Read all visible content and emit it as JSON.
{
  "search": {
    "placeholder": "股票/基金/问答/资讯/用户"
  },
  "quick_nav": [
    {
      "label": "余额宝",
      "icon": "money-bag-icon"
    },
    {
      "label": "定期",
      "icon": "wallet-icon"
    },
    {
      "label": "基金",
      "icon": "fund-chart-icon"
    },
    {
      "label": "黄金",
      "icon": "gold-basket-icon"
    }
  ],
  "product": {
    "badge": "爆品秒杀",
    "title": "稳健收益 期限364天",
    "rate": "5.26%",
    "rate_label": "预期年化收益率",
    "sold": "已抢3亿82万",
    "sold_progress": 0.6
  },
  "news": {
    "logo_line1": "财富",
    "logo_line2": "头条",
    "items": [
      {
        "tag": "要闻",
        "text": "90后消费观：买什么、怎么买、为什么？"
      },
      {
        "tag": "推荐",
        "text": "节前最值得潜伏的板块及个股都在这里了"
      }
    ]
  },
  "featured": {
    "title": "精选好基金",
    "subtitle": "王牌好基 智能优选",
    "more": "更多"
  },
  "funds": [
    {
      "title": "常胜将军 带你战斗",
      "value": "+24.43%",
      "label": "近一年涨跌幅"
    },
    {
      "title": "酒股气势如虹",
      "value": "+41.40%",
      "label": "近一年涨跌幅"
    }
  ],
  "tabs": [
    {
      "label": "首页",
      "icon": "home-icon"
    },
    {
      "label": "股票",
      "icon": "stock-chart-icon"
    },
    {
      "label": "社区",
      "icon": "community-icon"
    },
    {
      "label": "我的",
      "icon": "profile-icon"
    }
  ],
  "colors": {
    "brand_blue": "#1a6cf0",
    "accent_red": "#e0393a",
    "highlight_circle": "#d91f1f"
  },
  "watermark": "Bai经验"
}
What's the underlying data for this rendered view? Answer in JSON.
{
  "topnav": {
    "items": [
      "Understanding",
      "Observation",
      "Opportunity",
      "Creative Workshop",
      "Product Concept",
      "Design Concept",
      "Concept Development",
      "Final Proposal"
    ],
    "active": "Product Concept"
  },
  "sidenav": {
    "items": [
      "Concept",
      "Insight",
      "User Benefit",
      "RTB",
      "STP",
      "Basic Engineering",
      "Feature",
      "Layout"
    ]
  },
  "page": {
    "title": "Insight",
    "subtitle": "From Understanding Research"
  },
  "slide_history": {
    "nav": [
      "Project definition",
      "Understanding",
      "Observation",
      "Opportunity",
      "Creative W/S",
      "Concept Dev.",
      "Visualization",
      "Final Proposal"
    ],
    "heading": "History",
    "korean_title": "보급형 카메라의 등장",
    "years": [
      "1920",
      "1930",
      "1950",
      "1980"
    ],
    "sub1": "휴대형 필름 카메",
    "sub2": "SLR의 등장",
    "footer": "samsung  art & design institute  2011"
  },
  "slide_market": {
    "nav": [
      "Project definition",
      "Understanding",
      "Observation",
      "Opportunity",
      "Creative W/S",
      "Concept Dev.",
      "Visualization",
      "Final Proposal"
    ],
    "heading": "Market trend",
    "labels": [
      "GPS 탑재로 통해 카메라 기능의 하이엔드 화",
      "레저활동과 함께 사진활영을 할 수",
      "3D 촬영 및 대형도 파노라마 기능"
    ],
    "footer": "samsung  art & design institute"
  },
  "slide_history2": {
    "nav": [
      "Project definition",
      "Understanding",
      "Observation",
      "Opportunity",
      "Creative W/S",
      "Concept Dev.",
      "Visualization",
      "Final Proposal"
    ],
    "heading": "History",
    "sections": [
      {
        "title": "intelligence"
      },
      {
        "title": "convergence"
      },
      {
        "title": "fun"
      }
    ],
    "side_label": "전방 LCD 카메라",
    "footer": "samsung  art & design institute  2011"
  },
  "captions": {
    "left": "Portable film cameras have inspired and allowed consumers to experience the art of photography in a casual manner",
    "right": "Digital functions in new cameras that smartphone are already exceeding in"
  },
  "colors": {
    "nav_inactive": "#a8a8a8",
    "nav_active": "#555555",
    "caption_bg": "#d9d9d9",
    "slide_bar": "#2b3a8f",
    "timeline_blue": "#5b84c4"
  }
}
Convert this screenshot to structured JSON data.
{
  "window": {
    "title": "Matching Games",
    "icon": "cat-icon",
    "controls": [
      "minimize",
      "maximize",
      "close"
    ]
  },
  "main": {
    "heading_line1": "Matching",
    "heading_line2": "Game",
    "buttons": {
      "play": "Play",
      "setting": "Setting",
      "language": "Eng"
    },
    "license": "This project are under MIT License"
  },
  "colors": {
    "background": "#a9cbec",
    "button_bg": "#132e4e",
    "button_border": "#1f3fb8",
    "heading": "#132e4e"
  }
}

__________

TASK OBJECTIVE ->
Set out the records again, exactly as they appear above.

ANSWER BOX ->
Read all visible content and emit it as JSON.
{
  "search": {
    "placeholder": "股票/基金/问答/资讯/用户"
  },
  "quick_nav": [
    {
      "label": "余额宝",
      "icon": "money-bag-icon"
    },
    {
      "label": "定期",
      "icon": "wallet-icon"
    },
    {
      "label": "基金",
      "icon": "fund-chart-icon"
    },
    {
      "label": "黄金",
      "icon": "gold-basket-icon"
    }
  ],
  "product": {
    "badge": "爆品秒杀",
    "title": "稳健收益 期限364天",
    "rate": "5.26%",
    "rate_label": "预期年化收益率",
    "sold": "已抢3亿82万",
    "sold_progress": 0.6
  },
  "news": {
    "logo_line1": "财富",
    "logo_line2": "头条",
    "items": [
      {
        "tag": "要闻",
        "text": "90后消费观：买什么、怎么买、为什么？"
      },
      {
        "tag": "推荐",
        "text": "节前最值得潜伏的板块及个股都在这里了"
      }
    ]
  },
  "featured": {
    "title": "精选好基金",
    "subtitle": "王牌好基 智能优选",
    "more": "更多"
  },
  "funds": [
    {
      "title": "常胜将军 带你战斗",
      "value": "+24.43%",
      "label": "近一年涨跌幅"
    },
    {
      "title": "酒股气势如虹",
      "value": "+41.40%",
      "label": "近一年涨跌幅"
    }
  ],
  "tabs": [
    {
      "label": "首页",
      "icon": "home-icon"
    },
    {
      "label": "股票",
      "icon": "stock-chart-icon"
    },
    {
      "label": "社区",
      "icon": "community-icon"
    },
    {
      "label": "我的",
      "icon": "profile-icon"
    }
  ],
  "colors": {
    "brand_blue": "#1a6cf0",
    "accent_red": "#e0393a",
    "highlight_circle": "#d91f1f"
  },
  "watermark": "Bai经验"
}
What's the underlying data for this rendered view? Answer in JSON.
{
  "topnav": {
    "items": [
      "Understanding",
      "Observation",
      "Opportunity",
      "Creative Workshop",
      "Product Concept",
      "Design Concept",
      "Concept Development",
      "Final Proposal"
    ],
    "active": "Product Concept"
  },
  "sidenav": {
    "items": [
      "Concept",
      "Insight",
      "User Benefit",
      "RTB",
      "STP",
      "Basic Engineering",
      "Feature",
      "Layout"
    ]
  },
  "page": {
    "title": "Insight",
    "subtitle": "From Understanding Research"
  },
  "slide_history": {
    "nav": [
      "Project definition",
      "Understanding",
      "Observation",
      "Opportunity",
      "Creative W/S",
      "Concept Dev.",
      "Visualization",
      "Final Proposal"
    ],
    "heading": "History",
    "korean_title": "보급형 카메라의 등장",
    "years": [
      "1920",
      "1930",
      "1950",
      "1980"
    ],
    "sub1": "휴대형 필름 카메",
    "sub2": "SLR의 등장",
    "footer": "samsung  art & design institute  2011"
  },
  "slide_market": {
    "nav": [
      "Project definition",
      "Understanding",
      "Observation",
      "Opportunity",
      "Creative W/S",
      "Concept Dev.",
      "Visualization",
      "Final Proposal"
    ],
    "heading": "Market trend",
    "labels": [
      "GPS 탑재로 통해 카메라 기능의 하이엔드 화",
      "레저활동과 함께 사진활영을 할 수",
      "3D 촬영 및 대형도 파노라마 기능"
    ],
    "footer": "samsung  art & design institute"
  },
  "slide_history2": {
    "nav": [
      "Project definition",
      "Understanding",
      "Observation",
      "Opportunity",
      "Creative W/S",
      "Concept Dev.",
      "Visualization",
      "Final Proposal"
    ],
    "heading": "History",
    "sections": [
      {
        "title": "intelligence"
      },
      {
        "title": "convergence"
      },
      {
        "title": "fun"
      }
    ],
    "side_label": "전방 LCD 카메라",
    "footer": "samsung  art & design institute  2011"
  },
  "captions": {
    "left": "Portable film cameras have inspired and allowed consumers to experience the art of photography in a casual manner",
    "right": "Digital functions in new cameras that smartphone are already exceeding in"
  },
  "colors": {
    "nav_inactive": "#a8a8a8",
    "nav_active": "#555555",
    "caption_bg": "#d9d9d9",
    "slide_bar": "#2b3a8f",
    "timeline_blue": "#5b84c4"
  }
}
Convert this screenshot to structured JSON data.
{
  "window": {
    "title": "Matching Games",
    "icon": "cat-icon",
    "controls": [
      "minimize",
      "maximize",
      "close"
    ]
  },
  "main": {
    "heading_line1": "Matching",
    "heading_line2": "Game",
    "buttons": {
      "play": "Play",
      "setting": "Setting",
      "language": "Eng"
    },
    "license": "This project are under MIT License"
  },
  "colors": {
    "background": "#a9cbec",
    "button_bg": "#132e4e",
    "button_border": "#1f3fb8",
    "heading": "#132e4e"
  }
}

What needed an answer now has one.